In a statement to The Detail, the Western trust said the difference in expenditure is due to a change in the “financial reporting practices after the former legacy trusts joined to form the Western Trust.”
Maria McManus is an Independent Dementia Care Consultant and former Director of Northern Ireland’s Dementia Development Centre.
She believes Gnangara raises important questions about where the supported living model of care should be used in the future.
She said: “Often when you’re trying to implement policy, practice itself brings up unexpected obstacles. In Gnangara’s case, maybe dynamics are different in urban areas, where you have a higher density population, perhaps more people living on their own.
“The current economic situation could be one of the big factors that is deterring people. If people’s properties aren’t worth what they were, this could lead to people staying at home longer and trying to cope.
“But I’m heartened that places like Fold are still trying to create alternatives so that older people with these type of conditions have a chance at a better quality of life.”
The Department’s TYC policy states that when it is not possible for people to be supported to live in their own home, supported living facilities have “an important role to play in the continuing of support services which should be available”.

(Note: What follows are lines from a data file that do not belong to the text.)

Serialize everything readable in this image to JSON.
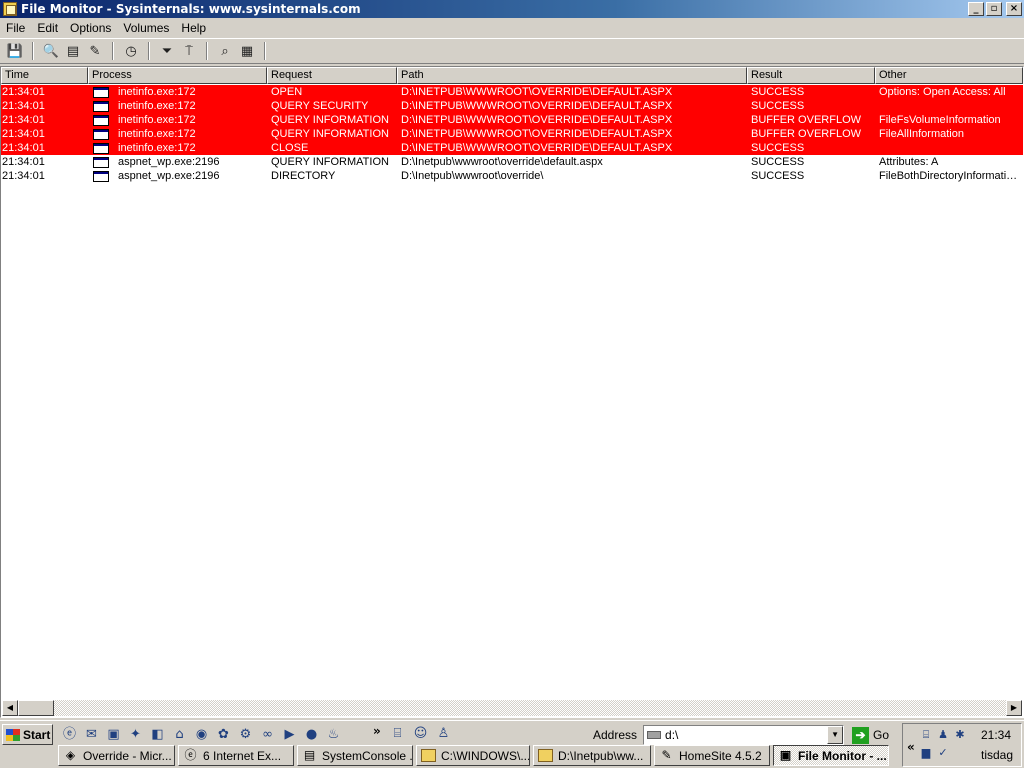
{
  "window": {
    "title": "File Monitor - Sysinternals: www.sysinternals.com"
  },
  "menu": [
    "File",
    "Edit",
    "Options",
    "Volumes",
    "Help"
  ],
  "toolbar_icons": [
    "save-icon",
    "capture-icon",
    "autoscroll-icon",
    "clear-icon",
    "time-icon",
    "filter-icon",
    "highlight-icon",
    "find-icon",
    "explorer-icon"
  ],
  "columns": [
    "Time",
    "Process",
    "Request",
    "Path",
    "Result",
    "Other"
  ],
  "rows": [
    {
      "time": "21:34:01",
      "process": "inetinfo.exe:172",
      "request": "OPEN",
      "path": "D:\\INETPUB\\WWWROOT\\OVERRIDE\\DEFAULT.ASPX",
      "result": "SUCCESS",
      "other": "Options: Open  Access: All",
      "highlighted": true
    },
    {
      "time": "21:34:01",
      "process": "inetinfo.exe:172",
      "request": "QUERY SECURITY",
      "path": "D:\\INETPUB\\WWWROOT\\OVERRIDE\\DEFAULT.ASPX",
      "result": "SUCCESS",
      "other": "",
      "highlighted": true
    },
    {
      "time": "21:34:01",
      "process": "inetinfo.exe:172",
      "request": "QUERY INFORMATION",
      "path": "D:\\INETPUB\\WWWROOT\\OVERRIDE\\DEFAULT.ASPX",
      "result": "BUFFER OVERFLOW",
      "other": "FileFsVolumeInformation",
      "highlighted": true
    },
    {
      "time": "21:34:01",
      "process": "inetinfo.exe:172",
      "request": "QUERY INFORMATION",
      "path": "D:\\INETPUB\\WWWROOT\\OVERRIDE\\DEFAULT.ASPX",
      "result": "BUFFER OVERFLOW",
      "other": "FileAllInformation",
      "highlighted": true
    },
    {
      "time": "21:34:01",
      "process": "inetinfo.exe:172",
      "request": "CLOSE",
      "path": "D:\\INETPUB\\WWWROOT\\OVERRIDE\\DEFAULT.ASPX",
      "result": "SUCCESS",
      "other": "",
      "highlighted": true
    },
    {
      "time": "21:34:01",
      "process": "aspnet_wp.exe:2196",
      "request": "QUERY INFORMATION",
      "path": "D:\\Inetpub\\wwwroot\\override\\default.aspx",
      "result": "SUCCESS",
      "other": "Attributes: A",
      "highlighted": false
    },
    {
      "time": "21:34:01",
      "process": "aspnet_wp.exe:2196",
      "request": "DIRECTORY",
      "path": "D:\\Inetpub\\wwwroot\\override\\",
      "result": "SUCCESS",
      "other": "FileBothDirectoryInformation:...",
      "highlighted": false
    }
  ],
  "colors": {
    "highlight": "#ff0000",
    "title_start": "#0a246a",
    "title_end": "#a6caf0"
  },
  "taskbar": {
    "start_label": "Start",
    "address_label": "Address",
    "address_value": "d:\\",
    "go_label": "Go",
    "tasks": [
      {
        "label": "Override - Micr...",
        "icon": "vs-icon",
        "active": false
      },
      {
        "label": "6 Internet Ex...",
        "icon": "ie-icon",
        "active": false
      },
      {
        "label": "SystemConsole ...",
        "icon": "console-icon",
        "active": false
      },
      {
        "label": "C:\\WINDOWS\\...",
        "icon": "folder-icon",
        "active": false
      },
      {
        "label": "D:\\Inetpub\\ww...",
        "icon": "folder-icon",
        "active": false
      },
      {
        "label": "HomeSite 4.5.2",
        "icon": "homesite-icon",
        "active": false
      },
      {
        "label": "File Monitor - ...",
        "icon": "filemon-icon",
        "active": true
      }
    ],
    "clock": "21:34",
    "day": "tisdag"
  }
}
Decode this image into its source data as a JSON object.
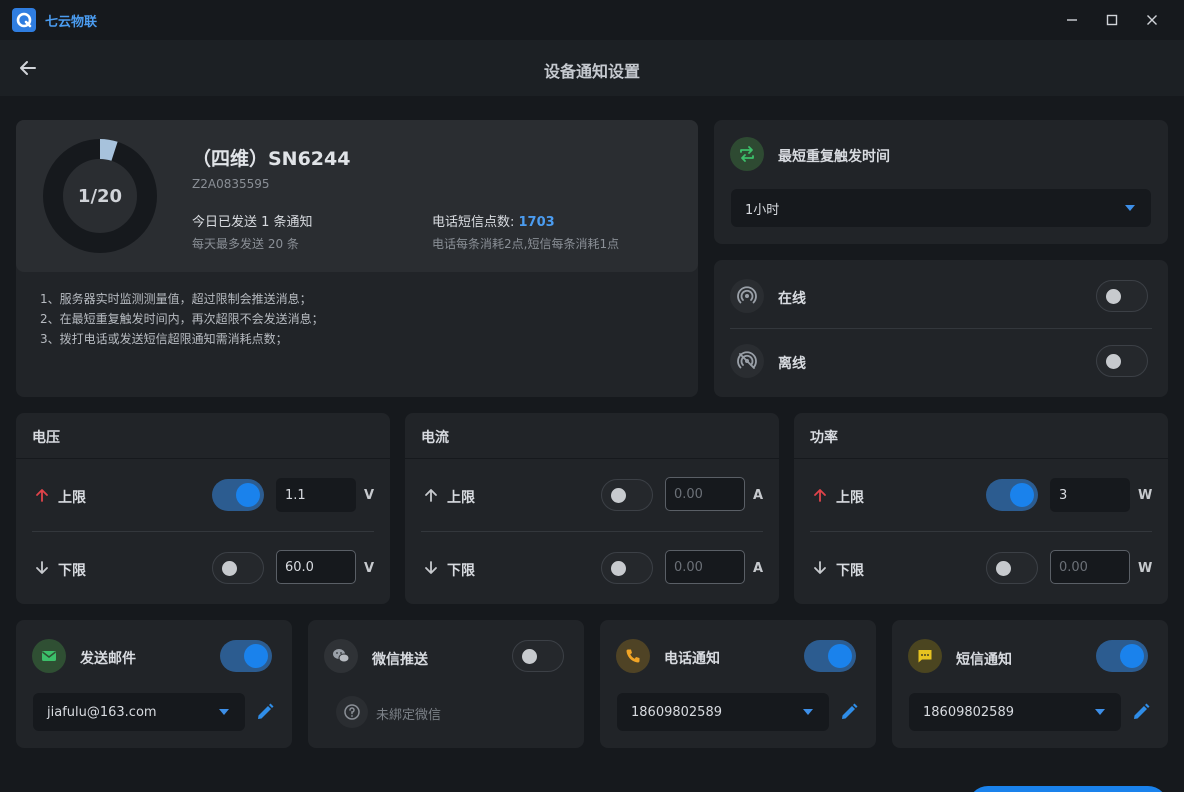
{
  "app": {
    "name": "七云物联"
  },
  "header": {
    "title": "设备通知设置"
  },
  "device": {
    "ring_text": "1/20",
    "ring_progress": 0.05,
    "name": "（四维）SN6244",
    "sn": "Z2A0835595",
    "sent_today": "今日已发送 1 条通知",
    "daily_max": "每天最多发送 20 条",
    "points_label": "电话短信点数: ",
    "points_value": "1703",
    "points_note": "电话每条消耗2点,短信每条消耗1点"
  },
  "notes": [
    "1、服务器实时监测测量值，超过限制会推送消息；",
    "2、在最短重复触发时间内，再次超限不会发送消息；",
    "3、拨打电话或发送短信超限通知需消耗点数；"
  ],
  "repeat": {
    "label": "最短重复触发时间",
    "value": "1小时"
  },
  "status": {
    "online_label": "在线",
    "online_on": false,
    "offline_label": "离线",
    "offline_on": false
  },
  "thresholds": {
    "upper_label": "上限",
    "lower_label": "下限",
    "voltage": {
      "title": "电压",
      "unit": "V",
      "upper_on": true,
      "upper_value": "1.1",
      "lower_on": false,
      "lower_value": "60.0"
    },
    "current": {
      "title": "电流",
      "unit": "A",
      "upper_on": false,
      "upper_placeholder": "0.00",
      "lower_on": false,
      "lower_placeholder": "0.00"
    },
    "power": {
      "title": "功率",
      "unit": "W",
      "upper_on": true,
      "upper_value": "3",
      "lower_on": false,
      "lower_placeholder": "0.00"
    }
  },
  "channels": {
    "email": {
      "label": "发送邮件",
      "on": true,
      "value": "jiafulu@163.com"
    },
    "wechat": {
      "label": "微信推送",
      "on": false,
      "hint": "未綁定微信"
    },
    "phone": {
      "label": "电话通知",
      "on": true,
      "value": "18609802589"
    },
    "sms": {
      "label": "短信通知",
      "on": true,
      "value": "18609802589"
    }
  },
  "colors": {
    "accent": "#1a82ec",
    "up_arrow": "#e0434a",
    "email_icon_bg": "#2f4f33",
    "phone_icon_bg": "#4f4325",
    "sms_icon_bg": "#4b4520",
    "repeat_icon_bg": "#2e4a32"
  }
}
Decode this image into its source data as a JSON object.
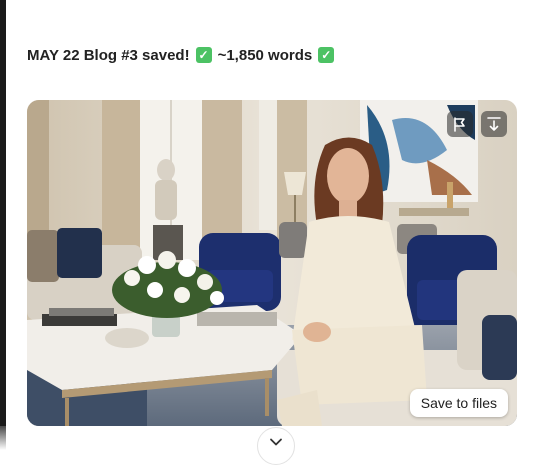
{
  "message": {
    "part1": "MAY 22 Blog #3 saved!",
    "check_icon": "white-check-mark-emoji",
    "part2": "~1,850 words"
  },
  "image": {
    "subject": "woman-in-cream-outfit-seated-in-elegant-living-room",
    "icons": [
      "flag-icon",
      "download-icon"
    ]
  },
  "buttons": {
    "save_label": "Save to files",
    "scroll_icon": "chevron-down-icon"
  },
  "colors": {
    "check_green": "#4cc264",
    "overlay_button": "#282828"
  }
}
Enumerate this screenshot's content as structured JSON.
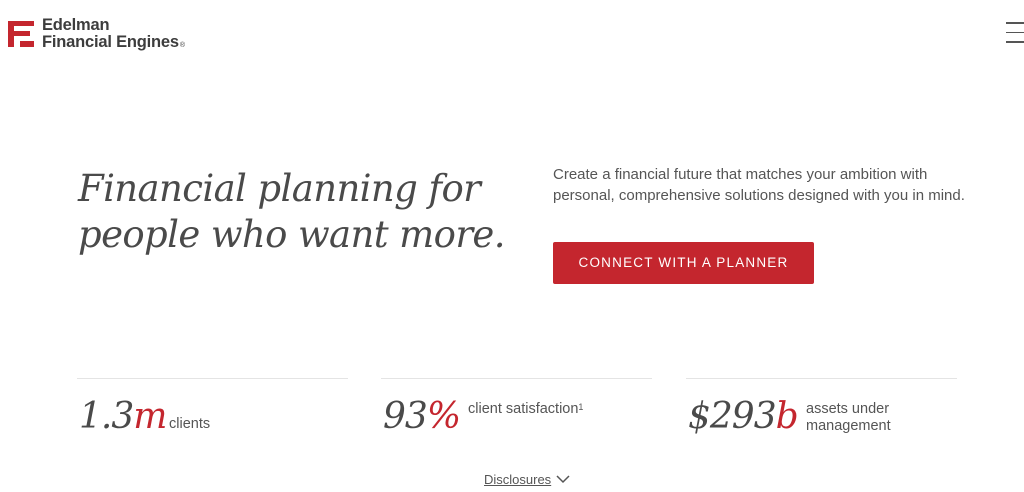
{
  "brand": {
    "name_line1": "Edelman",
    "name_line2": "Financial Engines",
    "registered": "®",
    "accent_color": "#c4262e"
  },
  "header": {
    "menu_icon": "hamburger-menu-icon"
  },
  "hero": {
    "headline_line1": "Financial planning for",
    "headline_line2": "people who want more.",
    "intro": "Create a financial future that matches your ambition with personal, comprehensive solutions designed with you in mind.",
    "cta_label": "CONNECT WITH A PLANNER"
  },
  "stats": [
    {
      "number": "1.3",
      "unit": "m",
      "label": "clients",
      "footnote": ""
    },
    {
      "number": "93",
      "unit": "%",
      "label": "client satisfaction",
      "footnote": "1"
    },
    {
      "number": "$293",
      "unit": "b",
      "label": "assets under management",
      "footnote": ""
    }
  ],
  "footer": {
    "disclosures_label": "Disclosures",
    "disclosures_icon": "chevron-down-icon"
  }
}
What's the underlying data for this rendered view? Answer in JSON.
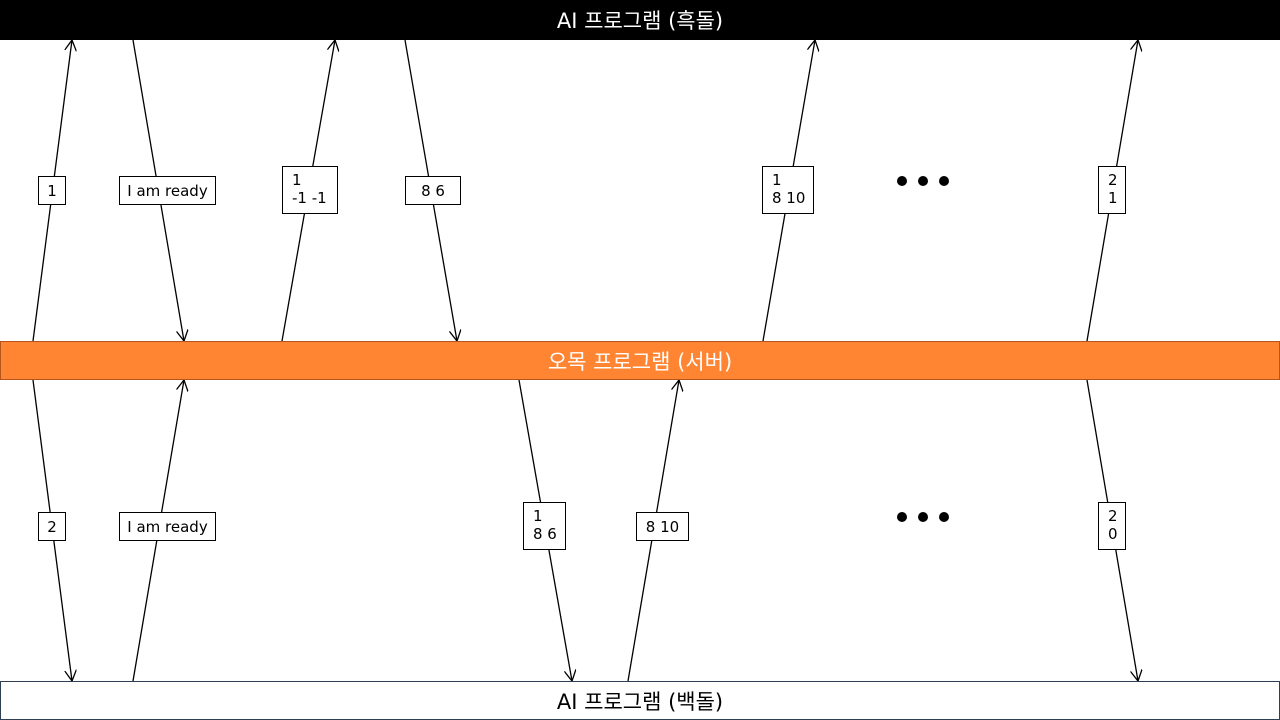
{
  "colors": {
    "black_bar": "#000000",
    "server_bar": "#ff8533",
    "white_bar": "#ffffff"
  },
  "bars": {
    "black_player": "AI 프로그램 (흑돌)",
    "server": "오목 프로그램 (서버)",
    "white_player": "AI 프로그램 (백돌)"
  },
  "messages_top": [
    {
      "id": "t1",
      "direction": "to-black",
      "lines": [
        "1"
      ]
    },
    {
      "id": "t2",
      "direction": "to-server",
      "lines": [
        "I am ready"
      ]
    },
    {
      "id": "t3",
      "direction": "to-black",
      "lines": [
        "1",
        "-1 -1"
      ]
    },
    {
      "id": "t4",
      "direction": "to-server",
      "lines": [
        "8 6"
      ]
    },
    {
      "id": "t5",
      "direction": "to-black",
      "lines": [
        "1",
        "8 10"
      ]
    },
    {
      "id": "t6",
      "direction": "to-black",
      "lines": [
        "2",
        "1"
      ]
    }
  ],
  "messages_bottom": [
    {
      "id": "b1",
      "direction": "to-white",
      "lines": [
        "2"
      ]
    },
    {
      "id": "b2",
      "direction": "to-server",
      "lines": [
        "I am ready"
      ]
    },
    {
      "id": "b3",
      "direction": "to-white",
      "lines": [
        "1",
        "8 6"
      ]
    },
    {
      "id": "b4",
      "direction": "to-server",
      "lines": [
        "8 10"
      ]
    },
    {
      "id": "b5",
      "direction": "to-white",
      "lines": [
        "2",
        "0"
      ]
    }
  ],
  "ellipsis": {
    "top": "more-messages",
    "bottom": "more-messages"
  }
}
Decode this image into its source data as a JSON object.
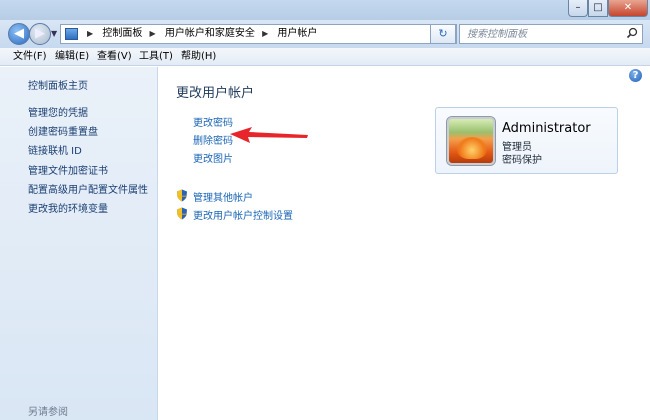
{
  "window": {
    "minimize_symbol": "–",
    "maximize_symbol": "□",
    "close_symbol": "✕"
  },
  "nav": {
    "back_symbol": "◀",
    "forward_symbol": "▶",
    "dropdown_symbol": "▼"
  },
  "address": {
    "breadcrumbs": [
      "控制面板",
      "用户帐户和家庭安全",
      "用户帐户"
    ],
    "separator": "▶",
    "refresh_symbol": "↻"
  },
  "search": {
    "placeholder": "搜索控制面板",
    "icon": "search-icon"
  },
  "menu": [
    "文件(F)",
    "编辑(E)",
    "查看(V)",
    "工具(T)",
    "帮助(H)"
  ],
  "left_pane": {
    "home": "控制面板主页",
    "links": [
      "管理您的凭据",
      "创建密码重置盘",
      "链接联机 ID",
      "管理文件加密证书",
      "配置高级用户配置文件属性",
      "更改我的环境变量"
    ],
    "see_also": "另请参阅"
  },
  "main": {
    "help_symbol": "?",
    "title": "更改用户帐户",
    "tasks": [
      "更改密码",
      "删除密码",
      "更改图片"
    ],
    "shield_tasks": [
      "管理其他帐户",
      "更改用户帐户控制设置"
    ]
  },
  "account": {
    "name": "Administrator",
    "type": "管理员",
    "status": "密码保护"
  },
  "colors": {
    "link": "#1a65b5",
    "title": "#1e395b",
    "annotation_arrow": "#e8252a"
  }
}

In a statement to The Detail a DHSSPS spokesperson said: “Once an individual’s assessed needs have been identified and a decision is made about which environment is best for meeting those needs, each individual should be able to exercise personal choice when identifying the residence that is right for them.”
Fold’s Fiona McAnespie says despite the difficulties, the organisation would continue to promote the service.
She said: “At the moment we’re looking at £800k of deficit and that is totally carried by Fold. It was a commissioned build, but we totally foot that bill. Perhaps, maybe we were a little bit ahead of the time, but we were told that there was a need in the area and it is a great disappointment to everybody involved that the need doesn’t seem to be here.
“However, Fold would still feel that supporting people with dementia in this type of care model is the way forward.”
© The Detail 2013